  • Its application can be arbitrary and unfair.  The process of making deductions for demolition could be dependent on timing and produce unexpected results. While a decision can be appealed the appeal is automatically determined if development is commenced, with the result that developers are faced with an impossible choice – a modern version of Morton's Fork.
  • The boundaries between CIL, s.106 and affordable housing are fluid, which is very far from the original intention.  Consequently it is arguable whether CIL does in fact bear down on the price at which the land is sold to the developer, as intended.  The other consequence can be a reduction in the amount of affordable housing which could be justified once the viability assessments are carried out.
  • It is clear that some Local Authorities are using CIL, rather than the Local Plan, to determine the nature and amount of certain types of development.  Charges can vary enormously between neighbouring authorities.  Unite were loud in their condemnation of the effect this can have on the provision of student housing for which there is a high demand, although it is unpopular with some authorities. 

     They gave two examples:

  • Tower Hamlets – the CIL rate for hotels is four times less than that for student housing;
  • Also in Tower Hamlets the CIL rate for student housing is six times higher than in the City of London.

This is partly driven by the perceived higher yield and therefore higher land values for this use. One consequence is that Unite have no scheme for student accommodation in London after 2016.

The panel concluded with a series of wish lists, in particular:

  • Accountability on Local Authority CIL spending;
  • A review of different CIL charging rates;
  • Delivery of infrastructure should be identified in advance and CIL payments used to fund it;
  • A consolidated version of the regulations should be provided;
  • One CIL rate for all uses;
  • A review of deductions for demolition;
  • Abolition of s.106;
  • CIL to be used to fund affordable housing.
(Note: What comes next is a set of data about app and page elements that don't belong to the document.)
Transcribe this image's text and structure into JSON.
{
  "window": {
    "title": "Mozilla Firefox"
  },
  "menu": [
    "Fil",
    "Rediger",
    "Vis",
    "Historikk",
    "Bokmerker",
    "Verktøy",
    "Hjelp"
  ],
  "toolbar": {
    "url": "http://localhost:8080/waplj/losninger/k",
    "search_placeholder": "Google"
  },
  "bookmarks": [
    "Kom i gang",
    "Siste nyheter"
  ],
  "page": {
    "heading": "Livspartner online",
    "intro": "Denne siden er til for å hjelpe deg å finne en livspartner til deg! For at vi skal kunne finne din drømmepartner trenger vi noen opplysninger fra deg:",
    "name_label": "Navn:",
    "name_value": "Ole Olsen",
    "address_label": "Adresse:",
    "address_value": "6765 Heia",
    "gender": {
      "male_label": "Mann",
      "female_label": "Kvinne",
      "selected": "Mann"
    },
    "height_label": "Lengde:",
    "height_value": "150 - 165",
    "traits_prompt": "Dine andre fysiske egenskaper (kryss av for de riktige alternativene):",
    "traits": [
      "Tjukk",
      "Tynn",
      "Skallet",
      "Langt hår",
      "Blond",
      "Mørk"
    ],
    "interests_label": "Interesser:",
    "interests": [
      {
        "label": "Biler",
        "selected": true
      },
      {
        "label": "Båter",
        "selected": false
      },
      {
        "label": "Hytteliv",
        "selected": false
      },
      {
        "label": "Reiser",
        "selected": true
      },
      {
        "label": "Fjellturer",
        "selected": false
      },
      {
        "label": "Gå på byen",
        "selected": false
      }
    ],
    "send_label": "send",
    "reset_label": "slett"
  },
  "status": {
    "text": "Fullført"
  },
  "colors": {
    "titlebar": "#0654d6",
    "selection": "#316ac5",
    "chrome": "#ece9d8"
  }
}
Many thanks to the BPF for arranging an excellent seminar and for fortifying an audience largely stunned into silence with mince pies and mulled wine.